Councilman Mitch Englander pleaded guilty in an obstruction-of-justice case. He quit the council and was later imprisoned for obstructing an FBI investigation into his acceptance of gifts from a favors-seeking businessman.
And then there’s the Department of Water and Power billing scandal.
Ethical allegations are also creating a major career controversy for Mayor Eric Garcetti, who had hoped to be named as ambassador to India months ago. But after a Senate report suggested that he may have ignored alleged longtime sexual harassment by one of his top aides, the trail to Washington D.C. got cold. The mayor has said he was unaware of any sexual harassment involving his aide Rick Jacobs.
Los Angeles City Council President Pro Tem, Mitch O’Farrall, talks with council members Gil Cedillo, and Kevin De Leon during Tuesday’s council meeting on October 11, 2022 at Los Angeles City Hall, Council Chambers. (Photo by Dean Musgrove, Los Angeles Daily News/SCNG)
“Obviously, they are all separate but it’s just common sense to think that there’s a huge crisis of trust with respect to public officials and we saw chaos in City Council chambers and that’s how people feel,” Levinson said. “People feel this is a dumpster fire.”
Fernando Guerra, a professor of political science and Chicana/o Latina/o students and founding director of the Center for the Study of Los Angeles at Loyola Marymount University, said O’Farrell’s most difficult challenge may well be just assuring that the City Council can function in the following months.
“There’s going to be a lack of trust so he needs to deal with the lack of trust between the communities and council members and everybody else,” he said.
If all three council members who participated in the leaked conversation resign, they might potentially be replaced by very progressive council members, Guerra added.
“It could be that eight of the 15 council members could be new,” Guerra said. “All of the previous coalitions and alliances within the council have to be re-established, and especially the larger coalition that elected the president.”
When it comes to voter turnout for the upcoming November election, Guerra said the latest tumult could potentially boost or decrease voter turnout.
“The scandal has the potential to greatly mobilize people and also has the potential to alienate others who just say: ‘look, they all are the same. They are terrible. Why vote? We elected who we thought were great people are scandalous as well,’” Guerra added.
It doesn’t help that O’Farrell himself faces a competitive race to keep his own seat on City Council.
On Tuesday, O’Farrell struggled to start a meeting as a rowdy crowd of protesters packed the City Council chamber, calling for the resignation of three members, shouting “get out!” and “resign now” at de Leon and Cedillo, who were driven from the chambers by the uprooar.
During the meeting, Bonin said he was deeply hurt by the comments his colleagues made, calling them to resign.
“I’m sickened by it,” he said.
— dean musgrove (@deanmusgrove) October 11, 2022

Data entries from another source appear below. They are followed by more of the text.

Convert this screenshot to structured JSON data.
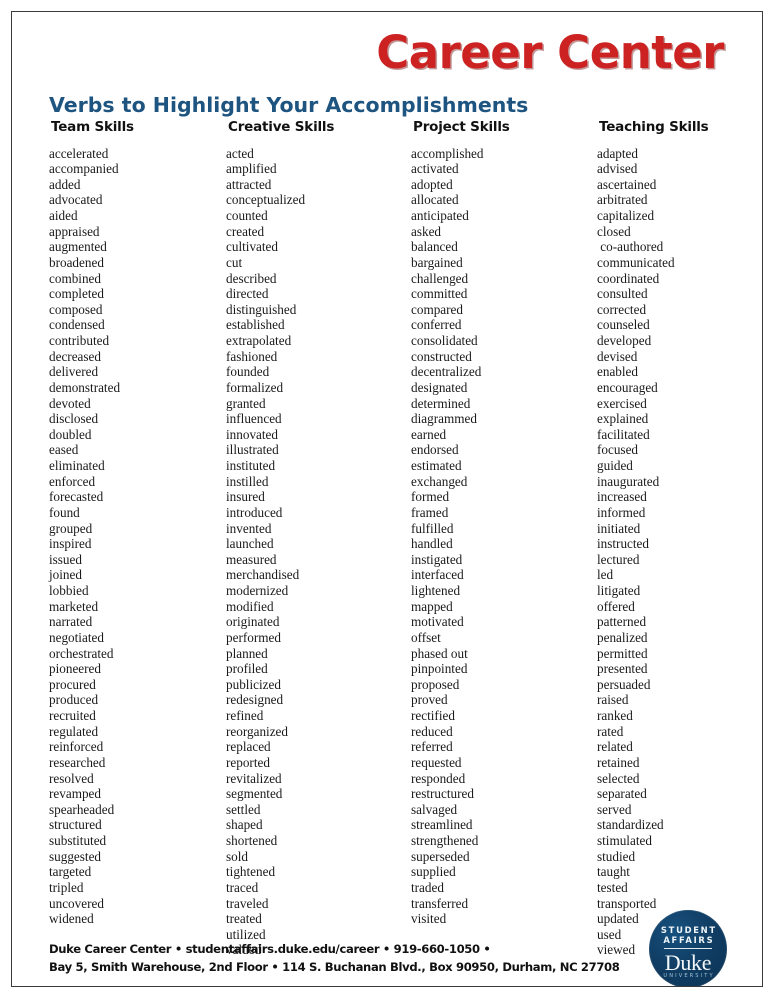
{
  "document": {
    "brand_title": "Career Center",
    "subtitle": "Verbs to Highlight Your Accomplishments",
    "accent_red": "#cc2222",
    "accent_blue": "#1d5480",
    "seal_navy": "#113f66"
  },
  "columns": [
    {
      "header": "Team Skills",
      "words": [
        "accelerated",
        "accompanied",
        "added",
        "advocated",
        "aided",
        "appraised",
        "augmented",
        "broadened",
        "combined",
        "completed",
        "composed",
        "condensed",
        "contributed",
        "decreased",
        "delivered",
        "demonstrated",
        "devoted",
        "disclosed",
        "doubled",
        "eased",
        "eliminated",
        "enforced",
        "forecasted",
        "found",
        "grouped",
        "inspired",
        "issued",
        "joined",
        "lobbied",
        "marketed",
        "narrated",
        "negotiated",
        "orchestrated",
        "pioneered",
        "procured",
        "produced",
        "recruited",
        "regulated",
        "reinforced",
        "researched",
        "resolved",
        "revamped",
        "spearheaded",
        "structured",
        "substituted",
        "suggested",
        "targeted",
        "tripled",
        "uncovered",
        "widened"
      ]
    },
    {
      "header": "Creative Skills",
      "words": [
        "acted",
        "amplified",
        "attracted",
        "conceptualized",
        "counted",
        "created",
        "cultivated",
        "cut",
        "described",
        "directed",
        "distinguished",
        "established",
        "extrapolated",
        "fashioned",
        "founded",
        "formalized",
        "granted",
        "influenced",
        "innovated",
        "illustrated",
        "instituted",
        "instilled",
        "insured",
        "introduced",
        "invented",
        "launched",
        "measured",
        "merchandised",
        "modernized",
        "modified",
        "originated",
        "performed",
        "planned",
        "profiled",
        "publicized",
        "redesigned",
        "refined",
        "reorganized",
        "replaced",
        "reported",
        "revitalized",
        "segmented",
        "settled",
        "shaped",
        "shortened",
        "sold",
        "tightened",
        "traced",
        "traveled",
        "treated",
        "utilized",
        "valued"
      ]
    },
    {
      "header": "Project Skills",
      "words": [
        "accomplished",
        "activated",
        "adopted",
        "allocated",
        "anticipated",
        "asked",
        "balanced",
        "bargained",
        "challenged",
        "committed",
        "compared",
        "conferred",
        "consolidated",
        "constructed",
        "decentralized",
        "designated",
        "determined",
        "diagrammed",
        "earned",
        "endorsed",
        "estimated",
        "exchanged",
        "formed",
        "framed",
        "fulfilled",
        "handled",
        "instigated",
        "interfaced",
        "lightened",
        "mapped",
        "motivated",
        "offset",
        "phased out",
        "pinpointed",
        "proposed",
        "proved",
        "rectified",
        "reduced",
        "referred",
        "requested",
        "responded",
        "restructured",
        "salvaged",
        "streamlined",
        "strengthened",
        "superseded",
        "supplied",
        "traded",
        "transferred",
        "visited"
      ]
    },
    {
      "header": "Teaching Skills",
      "words": [
        "adapted",
        "advised",
        "ascertained",
        "arbitrated",
        "capitalized",
        "closed",
        " co-authored",
        "communicated",
        "coordinated",
        "consulted",
        "corrected",
        "counseled",
        "developed",
        "devised",
        "enabled",
        "encouraged",
        "exercised",
        "explained",
        "facilitated",
        "focused",
        "guided",
        "inaugurated",
        "increased",
        "informed",
        "initiated",
        "instructed",
        "lectured",
        "led",
        "litigated",
        "offered",
        "patterned",
        "penalized",
        "permitted",
        "presented",
        "persuaded",
        "raised",
        "ranked",
        "rated",
        "related",
        "retained",
        "selected",
        "separated",
        "served",
        "standardized",
        "stimulated",
        "studied",
        "taught",
        "tested",
        "transported",
        "updated",
        "used",
        "viewed"
      ]
    }
  ],
  "seal": {
    "line1": "STUDENT",
    "line2": "AFFAIRS",
    "wordmark": "Duke",
    "university": "UNIVERSITY"
  },
  "footer": {
    "line1": "Duke Career Center • studentaffairs.duke.edu/career • 919-660-1050 •",
    "line2": "Bay 5, Smith Warehouse, 2nd Floor • 114 S. Buchanan Blvd., Box 90950, Durham, NC 27708"
  }
}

Joel Fox, an adjunct professor at Pepperdine University School of Public Policy and a political analyst, said O’Farrell must stage a comeback to win back his own seat. In the primary against challenger Hugo Soto-Martinez, a labor and community organizer, O’Farrell finished second.
“It’s been a great move by progressives to elect more progressive candidates,” Fox said. “So he has to deal with that.”
This eruption of this scandal could further fuel candidates who want to propel LA’s leadership farther to the left, Fox said.
“He will be seen as a part of the establishment,” Fox said. “He will have to work very hard to overcome that. He will have to deal with the overall movement to the left by many who want to change the way the Los Angeles government operates.”